How to crush this crippling habit.
John  Holland
John Holland More by this author
May 19, 2010 at 10:00 AM

Are you a chronic worrier? Worry can have a negative impact on your physical and emotional life, which if left untreated, can cause distress. At some point in our lives, we will all experience worry, but for some of us, it’s often more of a daily occurrence.

Worry is a destroyer of the soul. If unchecked, it results in great anxiety and can lead to mental illness. Worriers are the most ingenious people in the world. When every possible source of worry is removed, it’s more than likely that they’ll immediately invent some new cause to worry.

Here are a number of tools that you can use to prevent worry from having a crippling and suffocating affect on your life.

Keep Busy

When you’re busy, you literally don’t have time to worry. People with too much time on their hands will often spend that time worrying, going over and over a problem or situation and figuring out every possible outcome and scenario! If you’re a born worrier, try to identify the times you catch yourself worrying most. Rather than sit there and fret, try and find something to occupy your time and get busy! I know this sounds all too easy, but for many hardened worriers, it’s very much a work in progress.

Keep a Journal

I’m a great believer in journaling, so if you’re prone to worrying, try to write down your thoughts for a few weeks. Identify those times (and places) when you find yourself worrying most and see what sets it off. Analyze and examine your worry from every aspect. Keep track of how often it occurs. As I travel so much, I carry around my pocket recorder, which is a great little device. I use it to record notes to myself that I often transcribe later.

Remember this process is not about you avoiding the issues but trying to change your mental programming. By identifying the causes of your worry, you can start to eradicate it, and by doing so, you’ll stop feeding it. The less you feed it, the less it gets exercised. The weaker it becomes and by its very nature of lack of exposure, it will diminish and lose its intensity. The net result will be that you’ll just worry less.

Change Your Routine

Find alternative things to do during those critical worry times. Shake things up. Change your routine around. For example, if you find that one of the key times you worry is when you get home from work, use that time to start a new personal project, something that will occupy and challenge your mind. Is there an evening class or workshop you’ve always wanted to take—one that would enhance your job or home life? Or maybe just do something completely different.

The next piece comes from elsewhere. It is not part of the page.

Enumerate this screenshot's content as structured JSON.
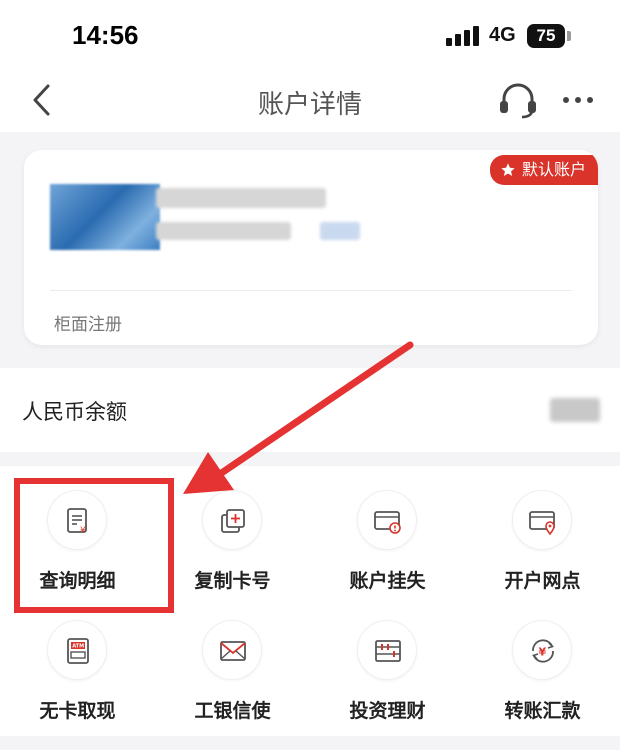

Be Your Own Spiritual Coach

Support yourself with positive affirmations, eat a healthy balanced diet, exercise, or join a gym. It’s important to get out of the house and connect your soul with nature as often as you can.

Be Productive

By being productively busy, it can lead to increased happiness as you achieve more and worry less. Imagine how you’re going to feel when you’re using your time more effectively, worrying less, relaxing more, and at the same time advancing your career, and surpassing what you thought possible. The whole process has a ripple affect, as your family, friends, and co-workers see and feel the change in you and start emulating your positive actions and integrating them into their lives. Everybody wins!

As you start making subtle changes in the way you think, how much you worry, or what you worry about, remember this: Any change you attempt to make will only be temporary, unless you own that change yourself. No one else can make it happen for you, only you!

About Author
John  Holland
John Holland is an internationally renowned psychic medium, spiritual teacher, author, and radio host. His public demonstrations provide audiences with a rare glimpse into the fascinating subject of mediumship, which he delivers in his own unique Continue reading